In what experts are calling a major crackdown on Chinese theft of US intellectual property, the FBI has interviewed visa holders in more than 25 US cities, suspected of hiding their military memberships.
The action is likely to further fuel tensions between the world's two largest economies after the US administration ordered China to close its consulate in Houston, Texas.
The administration has intensified charges that China uses cyber operations and espionage to steal US technological, military and other know-how as it seeks to surpass the US as the world's leading financial and military power. Beijing denied the allegations.
The Justice Department said the FBI had arrested three Chinese nationals for allegedly concealing memberships in the Peoples Liberation Army when applying for visas to conduct research at US academic institutions.
The FBI is seeking to arrest a fourth research visa fraud suspect who sought refuge in the Chinese consulate in San Francisco after being interviewed by the bureau in June, the department said.

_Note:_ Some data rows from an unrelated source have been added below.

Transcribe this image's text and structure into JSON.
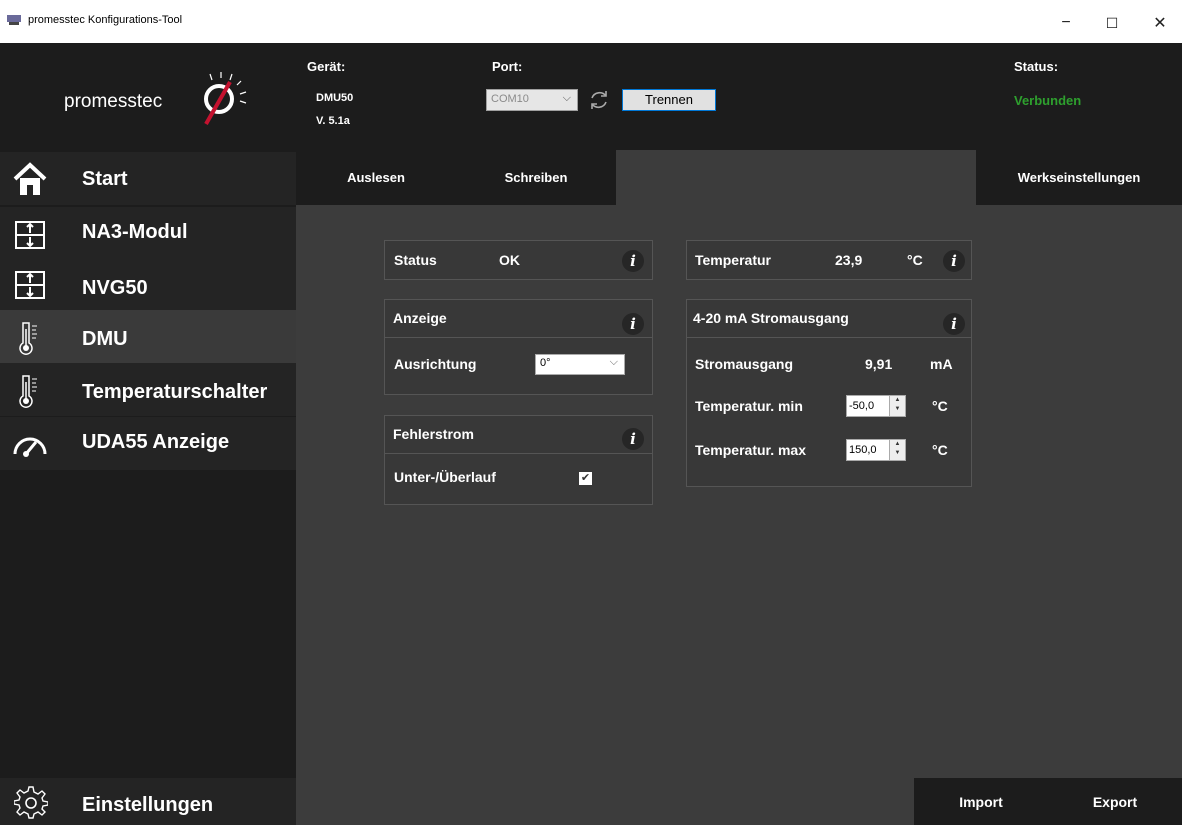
{
  "window": {
    "title": "promesstec Konfigurations-Tool",
    "minimize": "−",
    "maximize": "☐",
    "close": "✕"
  },
  "header": {
    "logo": "promesstec",
    "device_label": "Gerät:",
    "device_name": "DMU50",
    "device_version": "V. 5.1a",
    "port_label": "Port:",
    "port_value": "COM10",
    "disconnect_label": "Trennen",
    "status_label": "Status:",
    "status_value": "Verbunden",
    "status_color": "#2ea02e"
  },
  "sidebar": {
    "items": [
      {
        "label": "Start",
        "icon": "home-icon"
      },
      {
        "label": "NA3-Modul",
        "icon": "module-icon"
      },
      {
        "label": "NVG50",
        "icon": "module-icon"
      },
      {
        "label": "DMU",
        "icon": "thermometer-icon"
      },
      {
        "label": "Temperaturschalter",
        "icon": "thermometer-icon"
      },
      {
        "label": "UDA55 Anzeige",
        "icon": "gauge-icon"
      }
    ],
    "active": "DMU",
    "settings_label": "Einstellungen"
  },
  "toolbar": {
    "read": "Auslesen",
    "write": "Schreiben",
    "factory": "Werkseinstellungen"
  },
  "panels": {
    "status": {
      "label": "Status",
      "value": "OK"
    },
    "display": {
      "title": "Anzeige",
      "orientation_label": "Ausrichtung",
      "orientation_value": "0°"
    },
    "fault": {
      "title": "Fehlerstrom",
      "overflow_label": "Unter-/Überlauf",
      "overflow_checked": true
    },
    "temperature": {
      "label": "Temperatur",
      "value": "23,9",
      "unit": "°C"
    },
    "current": {
      "title": "4-20 mA Stromausgang",
      "output_label": "Stromausgang",
      "output_value": "9,91",
      "output_unit": "mA",
      "tmin_label": "Temperatur. min",
      "tmin_value": "-50,0",
      "tmax_label": "Temperatur. max",
      "tmax_value": "150,0",
      "temp_unit": "°C"
    }
  },
  "footer": {
    "import": "Import",
    "export": "Export"
  }
}
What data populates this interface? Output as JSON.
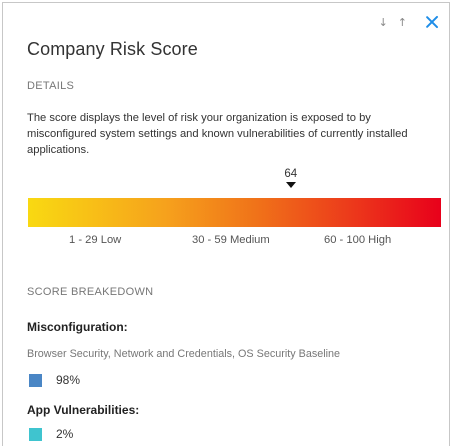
{
  "topbar": {
    "sort_down_icon": "↓",
    "sort_up_icon": "↑",
    "close_icon": "close-icon",
    "accent_color": "#1e8de8"
  },
  "title": "Company Risk Score",
  "details": {
    "heading": "DETAILS",
    "description": "The score displays the level of risk your organization is exposed to by misconfigured system settings and known vulnerabilities of currently installed applications."
  },
  "score": {
    "value": "64",
    "scale_min": 1,
    "scale_max": 100,
    "ranges": [
      {
        "label": "1 - 29 Low"
      },
      {
        "label": "30 - 59 Medium"
      },
      {
        "label": "60 - 100 High"
      }
    ]
  },
  "breakdown": {
    "heading": "SCORE BREAKEDOWN",
    "items": [
      {
        "label": "Misconfiguration:",
        "sublabel": "Browser Security, Network and Credentials, OS Security Baseline",
        "percent": "98%",
        "color": "#4a86c5"
      },
      {
        "label": "App Vulnerabilities:",
        "sublabel": "",
        "percent": "2%",
        "color": "#3fc4cf"
      }
    ]
  }
}
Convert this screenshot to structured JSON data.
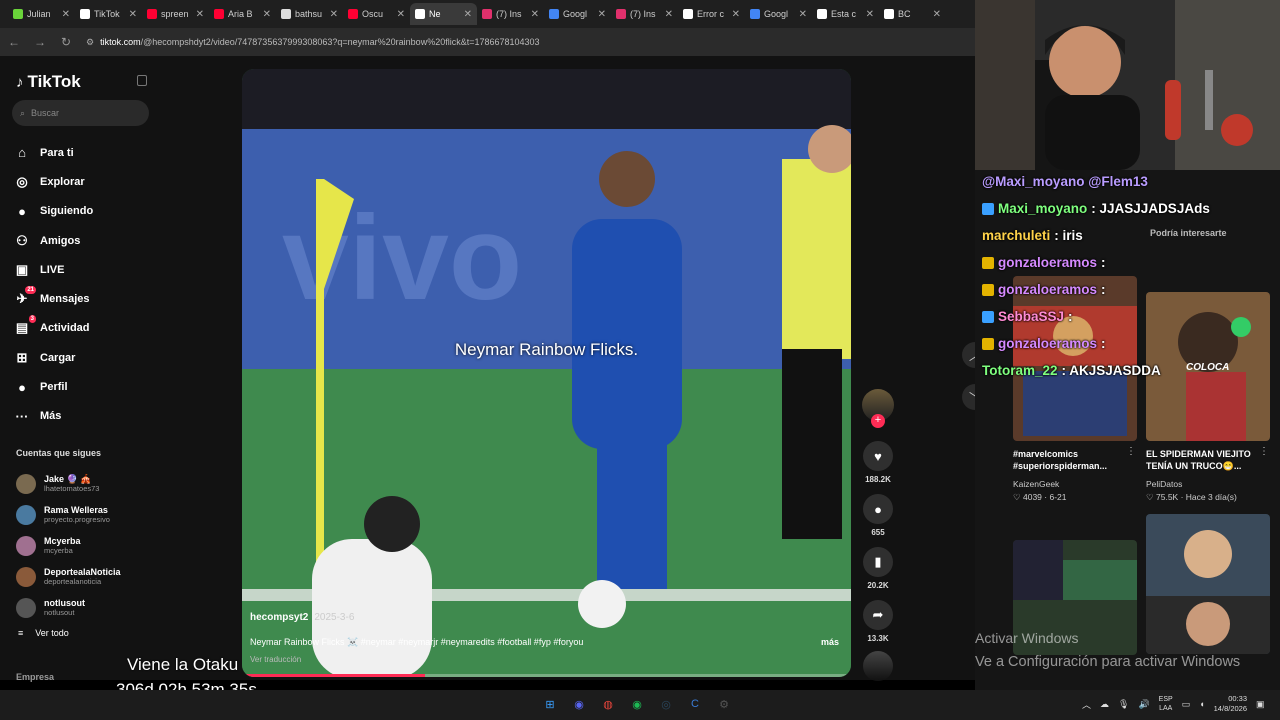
{
  "browser": {
    "tabs": [
      {
        "label": "Julian",
        "color": "#6ad43a"
      },
      {
        "label": "TikTok",
        "color": "#ffffff"
      },
      {
        "label": "spreen",
        "color": "#ff0033"
      },
      {
        "label": "Aria B",
        "color": "#ff0033"
      },
      {
        "label": "bathsu",
        "color": "#dddddd"
      },
      {
        "label": "Oscu",
        "color": "#ff0033"
      },
      {
        "label": "Ne",
        "color": "#ffffff",
        "active": true
      },
      {
        "label": "(7) Ins",
        "color": "#e1306c"
      },
      {
        "label": "Googl",
        "color": "#4285f4"
      },
      {
        "label": "(7) Ins",
        "color": "#e1306c"
      },
      {
        "label": "Error c",
        "color": "#ffffff"
      },
      {
        "label": "Googl",
        "color": "#4285f4"
      },
      {
        "label": "Esta c",
        "color": "#ffffff"
      },
      {
        "label": "BC",
        "color": "#ffffff"
      }
    ],
    "url_host": "tiktok.com",
    "url_path": "/@hecompshdyt2/video/7478735637999308063?q=neymar%20rainbow%20flick&t=1786678104303"
  },
  "sidebar": {
    "logo": "TikTok",
    "search_placeholder": "Buscar",
    "items": [
      {
        "label": "Para ti",
        "icon": "home-icon",
        "glyph": "⌂"
      },
      {
        "label": "Explorar",
        "icon": "compass-icon",
        "glyph": "◎"
      },
      {
        "label": "Siguiendo",
        "icon": "following-icon",
        "glyph": "●"
      },
      {
        "label": "Amigos",
        "icon": "friends-icon",
        "glyph": "⚇"
      },
      {
        "label": "LIVE",
        "icon": "live-icon",
        "glyph": "▣"
      },
      {
        "label": "Mensajes",
        "icon": "messages-icon",
        "glyph": "✈",
        "badge": "21"
      },
      {
        "label": "Actividad",
        "icon": "activity-icon",
        "glyph": "▤",
        "badge": "3"
      },
      {
        "label": "Cargar",
        "icon": "upload-icon",
        "glyph": "⊞"
      },
      {
        "label": "Perfil",
        "icon": "profile-icon",
        "glyph": "●"
      },
      {
        "label": "Más",
        "icon": "more-icon",
        "glyph": "···"
      }
    ],
    "following_title": "Cuentas que sigues",
    "following": [
      {
        "name": "Jake 🔮 🎪",
        "handle": "lhatetomatoes73",
        "color": "#7a6a50"
      },
      {
        "name": "Rama Welleras",
        "handle": "proyecto.progresivo",
        "color": "#4a7aa0"
      },
      {
        "name": "Mcyerba",
        "handle": "mcyerba",
        "color": "#a07090"
      },
      {
        "name": "DeportealaNoticia",
        "handle": "deportealanoticia",
        "color": "#8a5a3a"
      },
      {
        "name": "notlusout",
        "handle": "notlusout",
        "color": "#555555"
      }
    ],
    "see_all": "Ver todo",
    "see_all_icon": "≡",
    "footer": "Empresa"
  },
  "video": {
    "subtitle": "Neymar Rainbow Flicks.",
    "author": "hecompsyt2",
    "date": "2025-3-6",
    "description": "Neymar Rainbow Flicks ☠️ #neymar #neymarjr #neymaredits #football #fyp #foryou",
    "more": "más",
    "translation": "Ver traducción",
    "progress": 0.3,
    "actions": [
      {
        "name": "like",
        "glyph": "♥",
        "count": "188.2K"
      },
      {
        "name": "comment",
        "glyph": "●",
        "count": "655"
      },
      {
        "name": "save",
        "glyph": "▮",
        "count": "20.2K"
      },
      {
        "name": "share",
        "glyph": "➦",
        "count": "13.3K"
      }
    ]
  },
  "suggestions": {
    "title": "Podría interesarte",
    "cards": [
      {
        "title": "#marvelcomics #superiorspiderman...",
        "author": "KaizenGeek",
        "likes": "4039",
        "age": "6-21"
      },
      {
        "title": "EL SPIDERMAN VIEJITO TENÍA UN TRUCO😁...",
        "author": "PeliDatos",
        "likes": "75.5K",
        "age": "Hace 3 día(s)"
      }
    ],
    "thumb_text": "COLOCA"
  },
  "chat": [
    {
      "user": "@Maxi_moyano @Flem13",
      "msg": "",
      "color": "#b99cff",
      "icon": ""
    },
    {
      "user": "Maxi_moyano",
      "msg": ": JJASJJADSJAds",
      "color": "#7fff7f",
      "icon": "#3aa0ff"
    },
    {
      "user": "marchuleti",
      "msg": ": iris",
      "color": "#ffd24a",
      "icon": ""
    },
    {
      "user": "gonzaloeramos",
      "msg": ":",
      "color": "#d58aff",
      "icon": "#e3b300"
    },
    {
      "user": "gonzaloeramos",
      "msg": ":",
      "color": "#d58aff",
      "icon": "#e3b300"
    },
    {
      "user": "SebbaSSJ",
      "msg": ":",
      "color": "#ff8bd4",
      "icon": "#3aa0ff"
    },
    {
      "user": "gonzaloeramos",
      "msg": ":",
      "color": "#d58aff",
      "icon": "#e3b300"
    },
    {
      "user": "Totoram_22",
      "msg": ": AKJSJASDDA",
      "color": "#7fff7f",
      "icon": ""
    }
  ],
  "windows_watermark": {
    "line1": "Activar Windows",
    "line2": "Ve a Configuración para activar Windows"
  },
  "overlay": {
    "line1": "Viene la Otaku",
    "line2": "306d 02h 53m 35s"
  },
  "taskbar": {
    "apps": [
      {
        "name": "windows-start-icon",
        "glyph": "⊞",
        "color": "#3aa0ff"
      },
      {
        "name": "discord-icon",
        "glyph": "◉",
        "color": "#5865f2"
      },
      {
        "name": "chrome-icon",
        "glyph": "◍",
        "color": "#e8453c"
      },
      {
        "name": "spotify-icon",
        "glyph": "◉",
        "color": "#1db954"
      },
      {
        "name": "steam-icon",
        "glyph": "◎",
        "color": "#2a475e"
      },
      {
        "name": "c-app-icon",
        "glyph": "C",
        "color": "#3a7bd5"
      },
      {
        "name": "settings-icon",
        "glyph": "⚙",
        "color": "#555555"
      }
    ],
    "lang_top": "ESP",
    "lang_bottom": "LAA",
    "time": "00:33",
    "date": "14/8/2026"
  }
}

"These members of China's Peoples Liberation Army applied for research visas while hiding their true affiliation with the PLA," the statement quoted Assistant Attorney General John Demers as saying. "This is another part of the Chinese Communist Party's plan to take advantage of our open society and exploit academic institutions."